Segment Start: Given information
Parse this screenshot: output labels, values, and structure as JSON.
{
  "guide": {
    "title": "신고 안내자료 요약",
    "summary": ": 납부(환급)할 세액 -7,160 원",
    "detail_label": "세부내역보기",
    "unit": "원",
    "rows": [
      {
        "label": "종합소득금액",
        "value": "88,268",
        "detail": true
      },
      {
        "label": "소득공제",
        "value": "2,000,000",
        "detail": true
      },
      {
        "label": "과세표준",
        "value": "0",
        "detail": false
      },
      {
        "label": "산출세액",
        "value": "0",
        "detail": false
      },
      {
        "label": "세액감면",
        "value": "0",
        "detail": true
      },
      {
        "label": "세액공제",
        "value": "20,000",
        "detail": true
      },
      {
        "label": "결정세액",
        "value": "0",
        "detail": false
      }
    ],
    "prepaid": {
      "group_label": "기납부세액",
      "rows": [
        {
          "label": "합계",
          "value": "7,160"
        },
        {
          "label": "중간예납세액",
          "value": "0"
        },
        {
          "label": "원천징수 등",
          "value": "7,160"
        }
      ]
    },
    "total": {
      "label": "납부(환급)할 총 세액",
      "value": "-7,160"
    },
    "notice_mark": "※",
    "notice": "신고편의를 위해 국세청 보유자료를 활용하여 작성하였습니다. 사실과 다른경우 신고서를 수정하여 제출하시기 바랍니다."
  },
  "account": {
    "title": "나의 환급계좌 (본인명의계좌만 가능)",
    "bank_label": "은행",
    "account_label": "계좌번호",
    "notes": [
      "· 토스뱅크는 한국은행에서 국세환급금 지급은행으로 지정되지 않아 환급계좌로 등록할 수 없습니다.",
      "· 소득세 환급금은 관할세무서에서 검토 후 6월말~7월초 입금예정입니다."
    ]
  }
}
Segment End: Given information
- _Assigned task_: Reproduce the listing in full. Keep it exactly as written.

- _Exercise solution_:
Parse this screenshot: output labels, values, and structure as JSON.
{
  "guide": {
    "title": "신고 안내자료 요약",
    "summary": ": 납부(환급)할 세액 -7,160 원",
    "detail_label": "세부내역보기",
    "unit": "원",
    "rows": [
      {
        "label": "종합소득금액",
        "value": "88,268",
        "detail": true
      },
      {
        "label": "소득공제",
        "value": "2,000,000",
        "detail": true
      },
      {
        "label": "과세표준",
        "value": "0",
        "detail": false
      },
      {
        "label": "산출세액",
        "value": "0",
        "detail": false
      },
      {
        "label": "세액감면",
        "value": "0",
        "detail": true
      },
      {
        "label": "세액공제",
        "value": "20,000",
        "detail": true
      },
      {
        "label": "결정세액",
        "value": "0",
        "detail": false
      }
    ],
    "prepaid": {
      "group_label": "기납부세액",
      "rows": [
        {
          "label": "합계",
          "value": "7,160"
        },
        {
          "label": "중간예납세액",
          "value": "0"
        },
        {
          "label": "원천징수 등",
          "value": "7,160"
        }
      ]
    },
    "total": {
      "label": "납부(환급)할 총 세액",
      "value": "-7,160"
    },
    "notice_mark": "※",
    "notice": "신고편의를 위해 국세청 보유자료를 활용하여 작성하였습니다. 사실과 다른경우 신고서를 수정하여 제출하시기 바랍니다."
  },
  "account": {
    "title": "나의 환급계좌 (본인명의계좌만 가능)",
    "bank_label": "은행",
    "account_label": "계좌번호",
    "notes": [
      "· 토스뱅크는 한국은행에서 국세환급금 지급은행으로 지정되지 않아 환급계좌로 등록할 수 없습니다.",
      "· 소득세 환급금은 관할세무서에서 검토 후 6월말~7월초 입금예정입니다."
    ]
  }
}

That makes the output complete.